London band Troykaan energetic organ, guitar and drums triohas collected a bundle of enthusiastic reviews for its live performances. The group has been tipped by some to become the next big thing on the British scene, a new Polar Bear or Portico Quartet for 2009, and expectations around the debut album have been high. In that event, Troyka
falls short of the blockbuster that's been hoped for. It reveals a virtuosic and enjoyably inclusive bandembracing rock, jazz and dance music in roughly equal quantitiesbut one which seems unsure whether to be funky or cerebral and which, by trying to be both, fails to be either.
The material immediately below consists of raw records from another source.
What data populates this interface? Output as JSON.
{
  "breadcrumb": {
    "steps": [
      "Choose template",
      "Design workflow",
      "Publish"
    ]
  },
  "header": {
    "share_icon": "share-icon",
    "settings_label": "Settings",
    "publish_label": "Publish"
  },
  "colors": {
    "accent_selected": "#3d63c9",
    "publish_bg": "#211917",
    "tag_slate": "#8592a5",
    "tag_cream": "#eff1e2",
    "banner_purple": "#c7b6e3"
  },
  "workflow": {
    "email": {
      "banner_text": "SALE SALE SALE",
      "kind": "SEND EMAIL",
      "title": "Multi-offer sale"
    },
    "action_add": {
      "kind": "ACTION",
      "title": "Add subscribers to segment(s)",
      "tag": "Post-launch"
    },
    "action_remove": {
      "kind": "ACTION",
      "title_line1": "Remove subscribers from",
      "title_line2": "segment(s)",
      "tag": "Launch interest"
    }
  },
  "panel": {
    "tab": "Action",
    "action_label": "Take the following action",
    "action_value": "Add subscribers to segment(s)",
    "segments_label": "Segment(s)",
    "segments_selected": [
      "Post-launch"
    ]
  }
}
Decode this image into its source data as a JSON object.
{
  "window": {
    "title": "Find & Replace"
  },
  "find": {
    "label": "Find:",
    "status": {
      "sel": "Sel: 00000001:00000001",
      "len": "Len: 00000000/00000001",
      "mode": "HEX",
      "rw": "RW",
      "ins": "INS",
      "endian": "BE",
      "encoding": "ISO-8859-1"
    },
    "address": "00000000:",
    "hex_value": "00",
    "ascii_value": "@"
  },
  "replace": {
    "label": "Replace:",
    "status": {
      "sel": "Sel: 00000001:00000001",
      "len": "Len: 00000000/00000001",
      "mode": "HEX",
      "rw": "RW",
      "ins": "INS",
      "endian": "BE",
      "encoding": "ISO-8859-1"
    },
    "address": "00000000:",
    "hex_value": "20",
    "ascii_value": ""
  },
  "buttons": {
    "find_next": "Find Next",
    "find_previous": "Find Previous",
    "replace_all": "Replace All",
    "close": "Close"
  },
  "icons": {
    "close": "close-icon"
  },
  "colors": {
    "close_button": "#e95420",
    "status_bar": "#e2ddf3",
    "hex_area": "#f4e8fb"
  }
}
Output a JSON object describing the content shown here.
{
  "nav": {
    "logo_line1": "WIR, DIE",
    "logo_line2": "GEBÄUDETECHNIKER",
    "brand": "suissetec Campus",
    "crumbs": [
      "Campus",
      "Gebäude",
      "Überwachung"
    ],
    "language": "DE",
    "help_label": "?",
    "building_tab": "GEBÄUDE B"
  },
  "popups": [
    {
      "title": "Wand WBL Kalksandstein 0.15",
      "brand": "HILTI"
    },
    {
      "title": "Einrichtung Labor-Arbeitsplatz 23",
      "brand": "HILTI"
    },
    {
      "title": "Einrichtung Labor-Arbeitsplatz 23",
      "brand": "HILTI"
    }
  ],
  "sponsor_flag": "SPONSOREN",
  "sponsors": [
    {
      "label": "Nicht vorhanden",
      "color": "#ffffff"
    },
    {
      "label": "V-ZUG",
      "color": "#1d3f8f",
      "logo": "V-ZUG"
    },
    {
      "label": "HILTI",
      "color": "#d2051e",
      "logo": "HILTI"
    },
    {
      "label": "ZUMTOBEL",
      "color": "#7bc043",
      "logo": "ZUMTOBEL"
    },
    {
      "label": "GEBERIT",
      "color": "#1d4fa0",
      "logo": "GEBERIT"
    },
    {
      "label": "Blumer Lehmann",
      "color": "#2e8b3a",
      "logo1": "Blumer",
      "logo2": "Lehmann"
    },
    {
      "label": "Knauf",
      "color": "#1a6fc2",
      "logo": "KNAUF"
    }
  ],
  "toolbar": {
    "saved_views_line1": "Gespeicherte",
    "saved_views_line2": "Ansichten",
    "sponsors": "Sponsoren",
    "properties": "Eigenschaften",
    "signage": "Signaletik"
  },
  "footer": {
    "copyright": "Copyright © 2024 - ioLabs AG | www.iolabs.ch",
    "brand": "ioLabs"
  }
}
The album's first two tracksguitarist Chris Montague's "Tax Return" and "Clint"spotlight the problem. "Tax Return" includes a gorgeously primal groove which, frustratingly, the band persists in meandering away from whenever things are getting interesting. "Clint" has some tasty, deep fried slide guitar but, once again, each time Montague sets up the groove, the band makes off elsewhere, to no apparent purpose other than to show it can. The brief "140" which follows, goes the same route, busily and self-consciously speeding up and slowing down. In a less enlightened age, this might be called cock-tease music. In 2009, let's just say it's irritatingly tricksy.
After organist Kit Downes' noodlingly inconsequential "Golden," the second half of the album is better. Downes' "Bear" is a spirited, abstract jam referencing free improv. Montague's "Born In The 80s" morphs pleasingly between the pretty and the turbulent, and his "Noonian Song" contains some inventive timbral shifts. Tempo and beat changes are features of these tunes too, but unlike on the earlier tracks, when the groove dies something of substance takes its place. If Troyka was to adopt these latter tracks as its paradigm, things might start cooking. Then again, if it got down and dirty on the grooves it's clearly got a line on, another sort of feast might result. Focus needs to be found before the next album.
Meanwhile, Troyka lies somewhere between American guitarist Charlie Hunter
's imperious rock-out Mistico
(Fantasy Jazz, 2007), and the madness and magic of London band Mysteries Of The Revolution
's eponymous debut (Blue Serene Focus, 2008)but lacks both Hunter's all-conquering groove and MOTR's organic, multi-layered depth. Instead, assiduous but passionless, Troyka mistakes busy for clever. Which isn't clever.
Personnel: Chris Montague: guitar, loops; Kit Downes: organ; Joshua Blackmore: drums.